▸ **PROBLEM REQUIREMENTS**
Each line of the records below that holds "subtitle" should be returned.

-------------------------

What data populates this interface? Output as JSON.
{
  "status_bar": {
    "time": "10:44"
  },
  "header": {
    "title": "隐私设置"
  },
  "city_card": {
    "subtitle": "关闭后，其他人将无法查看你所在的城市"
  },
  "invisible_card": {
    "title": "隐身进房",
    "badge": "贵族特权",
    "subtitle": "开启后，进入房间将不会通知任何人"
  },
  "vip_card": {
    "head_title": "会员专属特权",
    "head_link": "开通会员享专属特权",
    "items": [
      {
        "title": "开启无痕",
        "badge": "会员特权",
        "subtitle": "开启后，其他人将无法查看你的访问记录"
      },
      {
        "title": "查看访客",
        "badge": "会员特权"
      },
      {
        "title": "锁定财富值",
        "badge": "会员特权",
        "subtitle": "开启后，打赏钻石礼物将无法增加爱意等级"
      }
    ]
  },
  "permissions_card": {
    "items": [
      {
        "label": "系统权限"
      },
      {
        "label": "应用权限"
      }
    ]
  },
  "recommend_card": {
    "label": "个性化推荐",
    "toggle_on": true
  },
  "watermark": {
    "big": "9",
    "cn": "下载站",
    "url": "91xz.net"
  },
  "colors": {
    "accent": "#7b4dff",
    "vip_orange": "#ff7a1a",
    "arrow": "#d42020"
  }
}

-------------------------

▸ **ANSWER BELOW**
    "subtitle": "关闭后，其他人将无法查看你所在的城市"
    "subtitle": "开启后，进入房间将不会通知任何人"
        "subtitle": "开启后，其他人将无法查看你的访问记录"
        "subtitle": "开启后，打赏钻石礼物将无法增加爱意等级"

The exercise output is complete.